> _Problem_: Print out every line of the material exactly. Include no pictures.

⟨

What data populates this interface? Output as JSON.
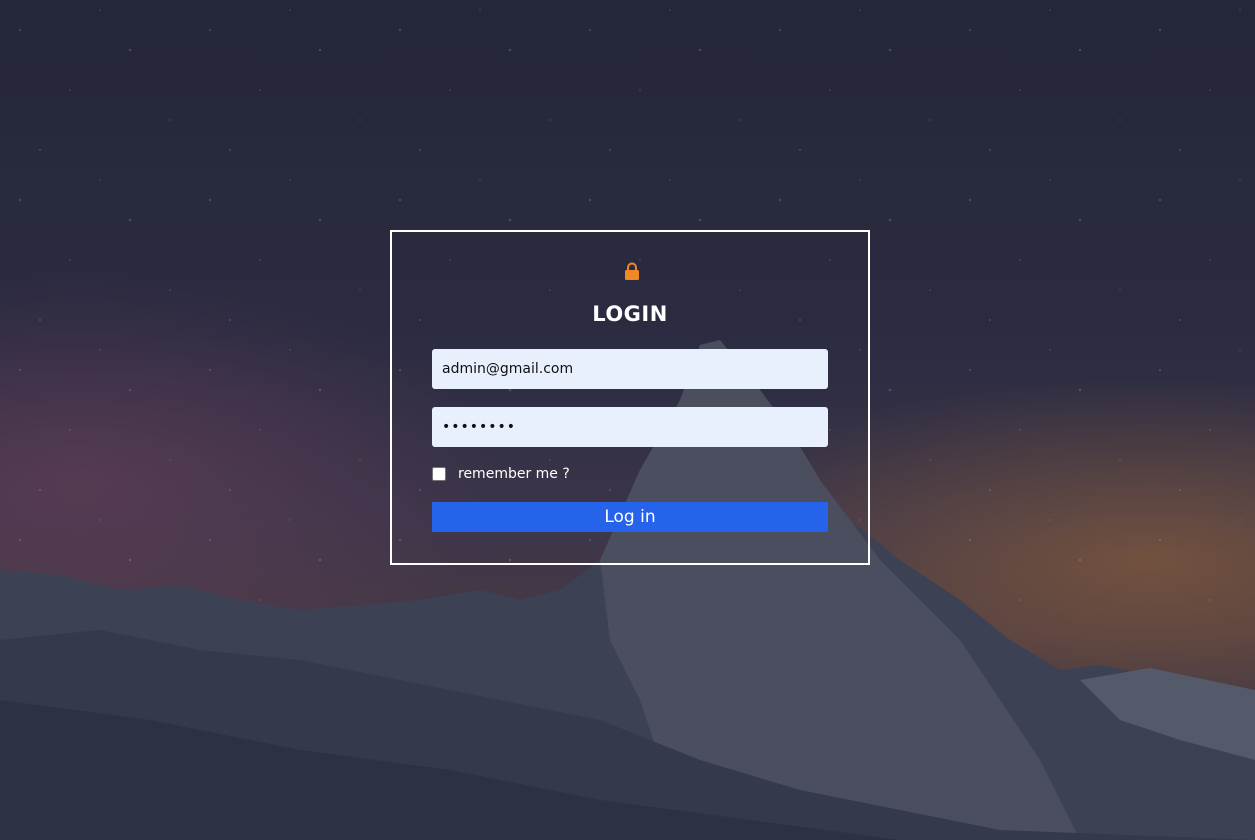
{
  "login": {
    "lock_icon": "lock-icon",
    "title": "LOGIN",
    "email_value": "admin@gmail.com",
    "password_masked": "••••••••",
    "remember_label": "remember me ?",
    "login_button": "Log in"
  },
  "colors": {
    "lock_icon": "#f08a24",
    "button": "#2563eb",
    "field_bg": "#e8f0fe",
    "border": "#ffffff"
  }
}
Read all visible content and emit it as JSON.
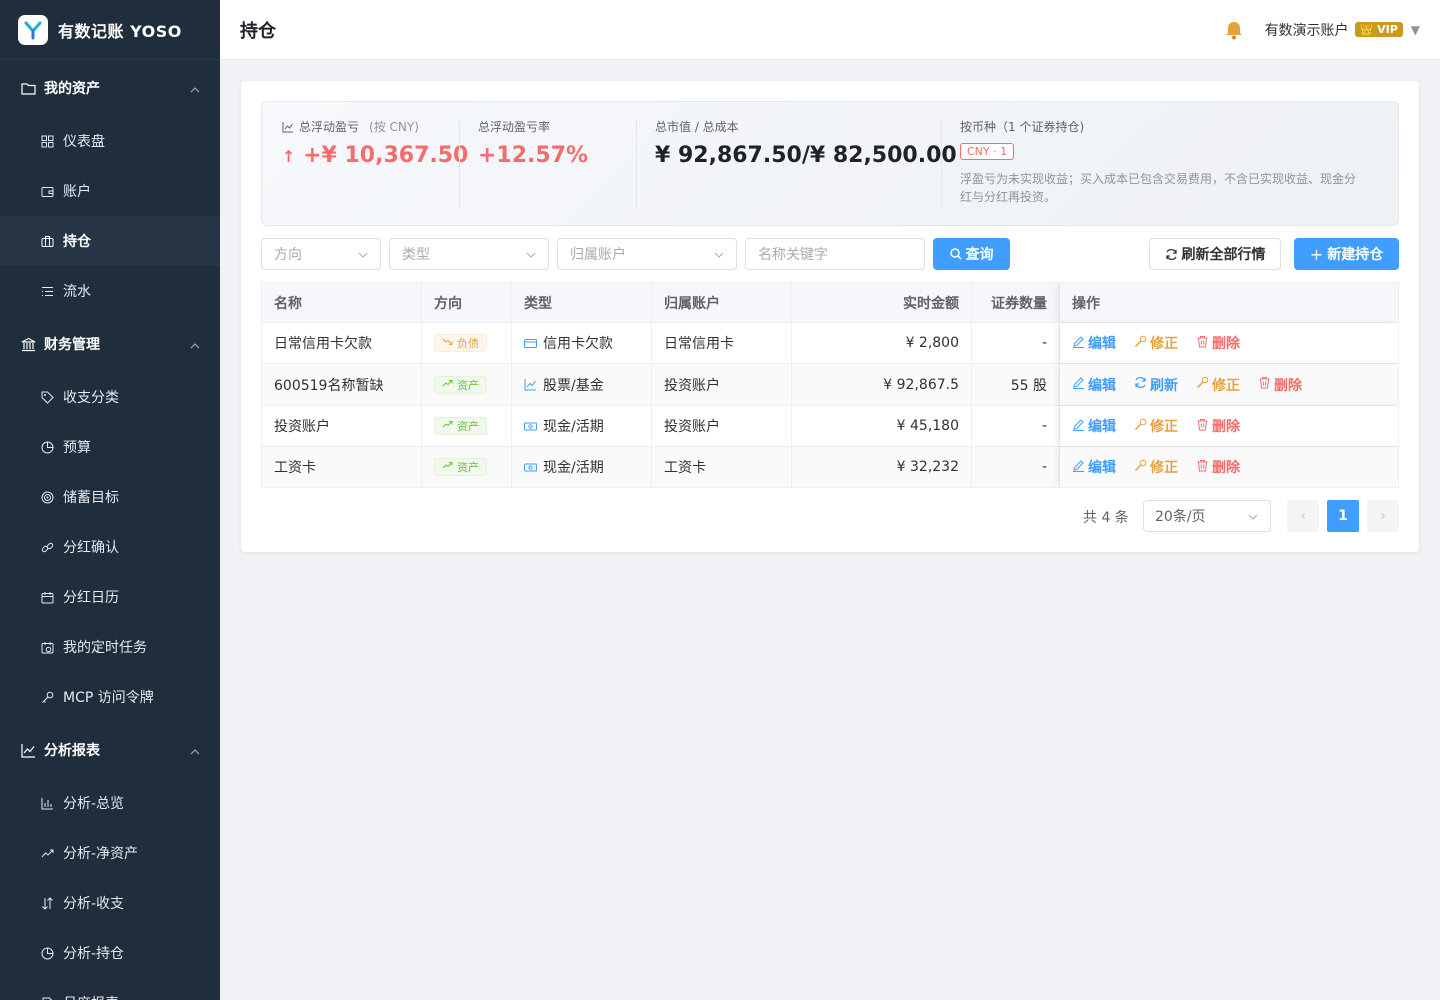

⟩

> _Answer space_:
What data populates this interface? Output as JSON.
{
  "login": {
    "lock_icon": "lock-icon",
    "title": "LOGIN",
    "email_value": "admin@gmail.com",
    "password_masked": "••••••••",
    "remember_label": "remember me ?",
    "login_button": "Log in"
  },
  "colors": {
    "lock_icon": "#f08a24",
    "button": "#2563eb",
    "field_bg": "#e8f0fe",
    "border": "#ffffff"
  }
}
Read all visible content and emit it as JSON.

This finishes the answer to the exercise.